Our website is currently under revision. please keep checking back frequently and watch our site during it’s transformation.

Below is some basic information about Narcotics Anonymous.  We hope you find this information helpful.

what is the na program

 

NA is a nonprofit fellowship or society of men and women for whom drugs had become a major problem. We are recovering addicts who meet regularly to help each other stay clean. This is a program of complete abstinence from all drugs.

There is only one requirement for membership, the desire to stop using. We suggest that you keep an open mind and give yourself a break. Our program is a set of principles written so simply that we can follow them in our daily lives. The most important thing about them is that they work.

There are no strings attached to NA. We are not affiliated with any other organizations.

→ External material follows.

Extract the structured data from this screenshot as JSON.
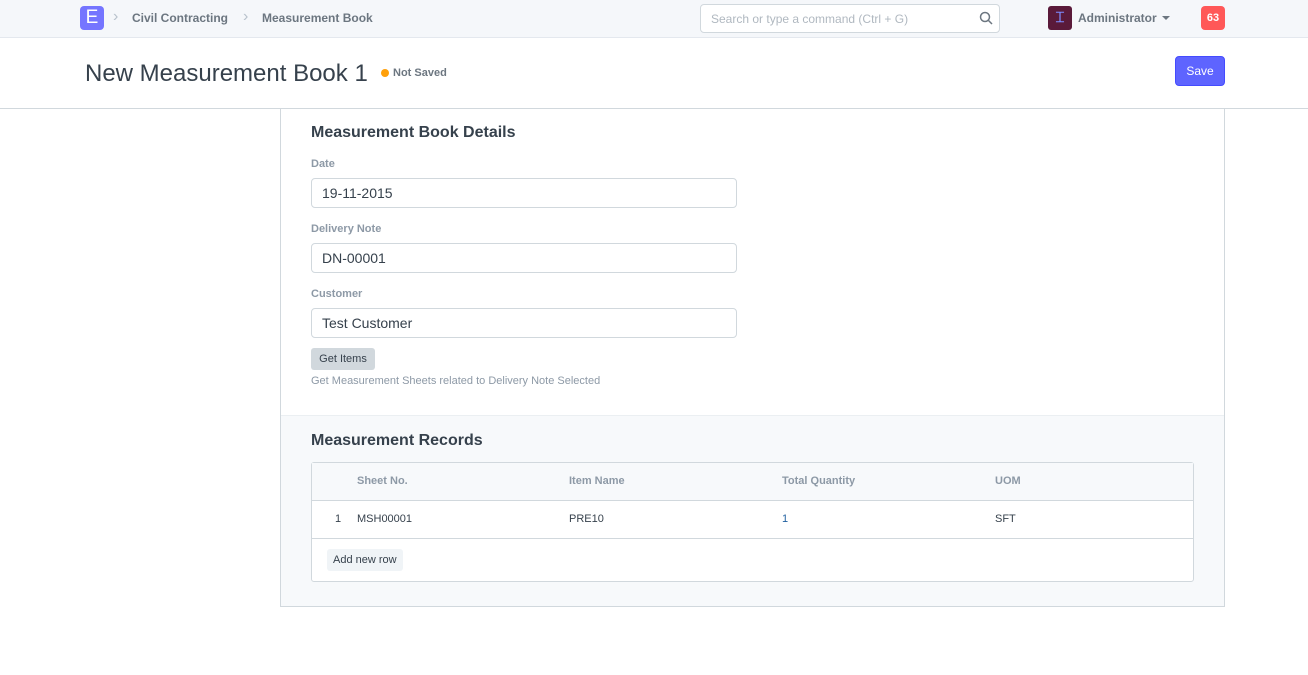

We have no initiation fees or dues, no pledges to sign, no promises to make to anyone. We are not connected with any political, religious, or law enforcement groups, and are under no surveillance at any time. Anyone may join us regardless of age, race, sexual identity, creed, religion, or lack of religion.

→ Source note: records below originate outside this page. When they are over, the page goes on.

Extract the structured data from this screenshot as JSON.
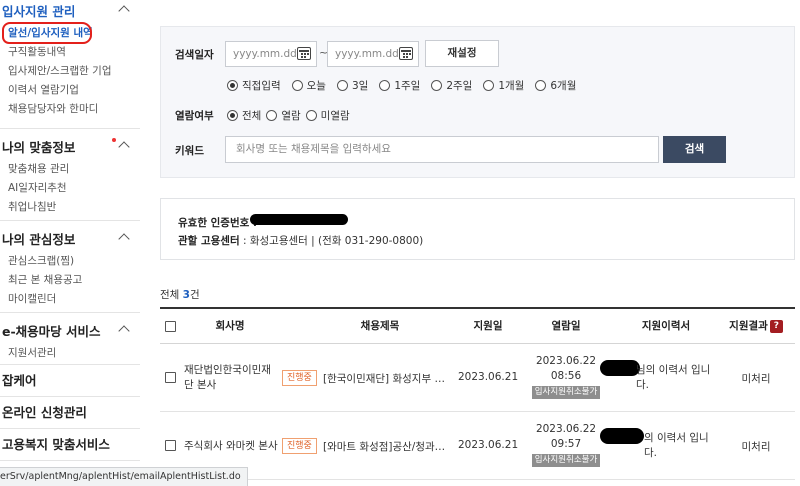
{
  "sidebar": {
    "sections": [
      {
        "title": "입사지원 관리",
        "items": [
          "알선/입사지원 내역",
          "구직활동내역",
          "입사제안/스크랩한 기업",
          "이력서 열람기업",
          "채용담당자와 한마디"
        ]
      },
      {
        "title": "나의 맞춤정보",
        "items": [
          "맞춤채용 관리",
          "AI일자리추천",
          "취업나침반"
        ]
      },
      {
        "title": "나의 관심정보",
        "items": [
          "관심스크랩(찜)",
          "최근 본 채용공고",
          "마이캘린더"
        ]
      },
      {
        "title": "e-채용마당 서비스",
        "items": [
          "지원서관리"
        ]
      },
      {
        "title": "잡케어",
        "items": []
      },
      {
        "title": "온라인 신청관리",
        "items": []
      },
      {
        "title": "고용복지 맞춤서비스",
        "items": []
      }
    ],
    "status_url": "erSrv/aplentMng/aplentHist/emailAplentHistList.do"
  },
  "search": {
    "date_label": "검색일자",
    "date_placeholder": "yyyy.mm.dd",
    "tilde": "~",
    "reset_label": "재설정",
    "period_options": [
      "직접입력",
      "오늘",
      "3일",
      "1주일",
      "2주일",
      "1개월",
      "6개월"
    ],
    "read_label": "열람여부",
    "read_options": [
      "전체",
      "열람",
      "미열람"
    ],
    "keyword_label": "키워드",
    "keyword_placeholder": "회사명 또는 채용제목을 입력하세요",
    "search_label": "검색"
  },
  "info": {
    "cert_label": "유효한 인증번호 :",
    "center_label": "관할 고용센터",
    "center_value": " : 화성고용센터 | (전화 031-290-0800)"
  },
  "count": {
    "prefix": "전체 ",
    "number": "3",
    "suffix": "건"
  },
  "table": {
    "headers": [
      "회사명",
      "채용제목",
      "지원일",
      "열람일",
      "지원이력서",
      "지원결과"
    ],
    "help_icon": "?",
    "rows": [
      {
        "company": "재단법인한국이민재단 본사",
        "status": "진행중",
        "title": "[한국이민재단] 화성지부 매…",
        "apply_date": "2023.06.21",
        "read_date": "2023.06.22",
        "read_time": "08:56",
        "cancel_tag": "입사지원취소불가",
        "resume": "님의 이력서 입니다.",
        "result": "미처리"
      },
      {
        "company": "주식회사 와마켓 본사",
        "status": "진행중",
        "title": "[와마트 화성점]공산/청과 …",
        "apply_date": "2023.06.21",
        "read_date": "2023.06.22",
        "read_time": "09:57",
        "cancel_tag": "입사지원취소불가",
        "resume": "의 이력서 입니다.",
        "result": "미처리"
      }
    ]
  },
  "colors": {
    "accent_blue": "#1e5fbf",
    "search_button": "#3b4a62",
    "highlight_circle": "#e3201b",
    "status_badge": "#e0642a"
  }
}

We are not interested in what or how much you used or who your connections were, what you have done in the past, how much or how little you have, but only in what you want to do about your problem and how we can help. The newcomer is the most important person at any meeting, because we can only keep what we have by giving it away. We have learned from our group experience that those who keep coming to our meetings regularly stay clean.

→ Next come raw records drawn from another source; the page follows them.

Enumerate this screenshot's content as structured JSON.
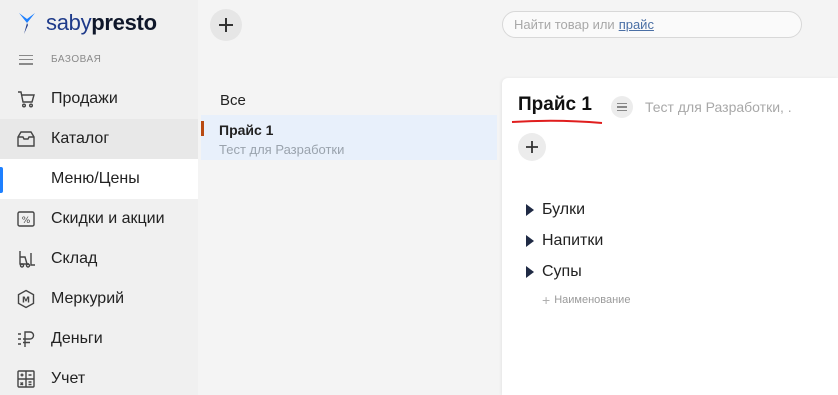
{
  "app": {
    "brand_light": "saby",
    "brand_bold": "presto",
    "brand_color": "#1e3a8a"
  },
  "sidebar": {
    "tariff_label": "БАЗОВАЯ",
    "items": [
      {
        "label": "Продажи",
        "icon": "cart-icon"
      },
      {
        "label": "Каталог",
        "icon": "catalog-icon"
      },
      {
        "label": "Меню/Цены",
        "icon": ""
      },
      {
        "label": "Скидки и акции",
        "icon": "percent-icon"
      },
      {
        "label": "Склад",
        "icon": "forklift-icon"
      },
      {
        "label": "Меркурий",
        "icon": "mercury-icon"
      },
      {
        "label": "Деньги",
        "icon": "ruble-icon"
      },
      {
        "label": "Учет",
        "icon": "calculator-icon"
      }
    ],
    "active_color": "#1e80ff"
  },
  "middle": {
    "all_label": "Все",
    "price_list": {
      "title": "Прайс 1",
      "subtitle": "Тест для Разработки",
      "marker_color": "#b84a12"
    }
  },
  "search": {
    "placeholder": "Найти товар или",
    "link": "прайс"
  },
  "panel": {
    "title": "Прайс 1",
    "org": "Тест для Разработки, .",
    "categories": [
      "Булки",
      "Напитки",
      "Супы"
    ],
    "add_name_label": "Наименование",
    "underline_color": "#e01e1e"
  }
}
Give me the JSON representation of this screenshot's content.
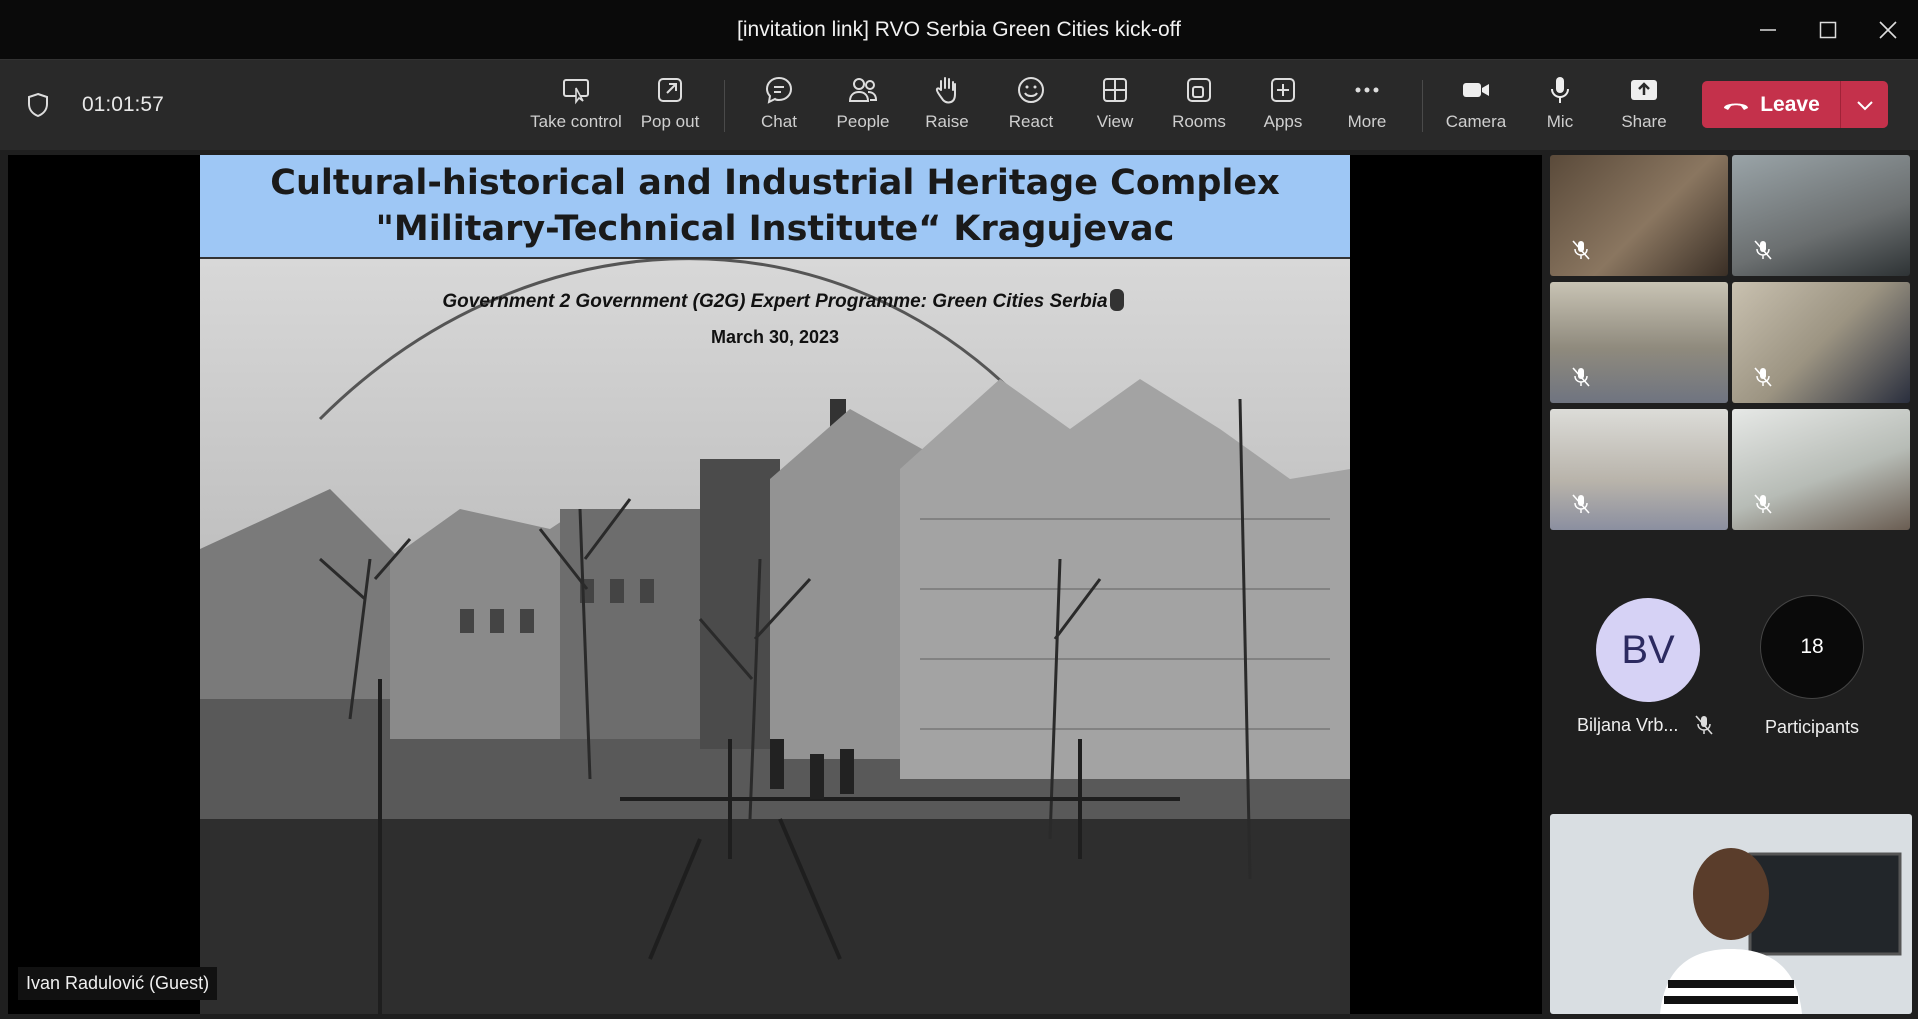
{
  "window": {
    "title": "[invitation link] RVO Serbia Green Cities kick-off"
  },
  "toolbar": {
    "timer": "01:01:57",
    "take_control": "Take control",
    "pop_out": "Pop out",
    "chat": "Chat",
    "people": "People",
    "raise": "Raise",
    "react": "React",
    "view": "View",
    "rooms": "Rooms",
    "apps": "Apps",
    "more": "More",
    "camera": "Camera",
    "mic": "Mic",
    "share": "Share",
    "leave": "Leave"
  },
  "slide": {
    "title_line1": "Cultural-historical and Industrial Heritage Complex",
    "title_line2": "\"Military-Technical Institute“ Kragujevac",
    "subtitle": "Government 2 Government (G2G) Expert Programme: Green Cities Serbia",
    "date": "March 30, 2023"
  },
  "presenter": {
    "name": "Ivan Radulović (Guest)"
  },
  "participants": {
    "bv_initials": "BV",
    "bv_name": "Biljana Vrb...",
    "count": "18",
    "count_label": "Participants"
  },
  "colors": {
    "leave": "#c4314b",
    "slide_header": "#9ec7f5",
    "avatar": "#d6d2f5"
  }
}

Our symbol

 

Simplicity is the key to our symbol; it imitates the simplicity of our Fellowship. All sorts of occult and esoteric connotations can be found in its simple outlines, but foremost in the minds of  the Fellowship are easily understood meanings and rela­tionships.

The outer circle denotes a universal and total program that has room within it for all manifestations of the recovering person. The square, whose lines are defined, is easily seen and understood, but there are other unseen parts of the symbol.

The square base denotes Good will, the ground of both the Fellowship and the members of our society. Good will is best exemplified in service; proper service is “Doing the right thing for the right reason:’ When Good will supports and motivates both the individual and the Fellowship, we are fully whole and wholly free. Probably the last to be lost to freedom will be the stigma of being an addict.

It is the four pyramid sides that rise from the base in a three­ dimensional figure that represent Self, Society, Service, and God. All rise to the point of Freedom. All parts are closely related to the needs and aims of the addict  who is seeking  recovery,  and to the purpose of the Fellowship which is to make recovery available to all.

The greater the base, (as we grow in unity in numbers and in fellowship) the broader the sides of the pyramid, and  the  higher  the point  of freedom.

 

more about na

 

Narcotics Anonymous is a global, community-based organization with a multi-lingual and multicultural membership. NA was founded in 1953, and our membership growth was minimal during our initial twenty years as an organization.

Since the publication of our Basic Text in 1983, the number of members and meetings has increased dramatically. Today, NA members hold nearly 67,000 meetings weekly in 139 countries. We offer recovery from the effects of addiction through working a twelve-step program, including regular attendance at group meetings.

The group atmosphere provides help from peers and offers an ongoing support network for addicts who wish to pursue and maintain a drug-free lifestyle. Our name, Narcotics Anonymous, is not meant to imply a focus on any particular drug; NAs approach makes no distinction between drugs including alcohol.

Membership is free, and we have no affiliation with any organizations outside of NA including governments, religions, law enforcement groups, or medical and psychiatric associations. Through all of our service efforts and our cooperation with others seeking to help addicts, we strive to reach a day when every addict in the world has an opportunity to experience our message of recovery in his or her own language and culture. 

Services

 

 The Regional Service Committee

more to follow

 

area service committees

more to follow

 

behind the walls sponsorship

more to follow

 

hospitals and institutions

more to follow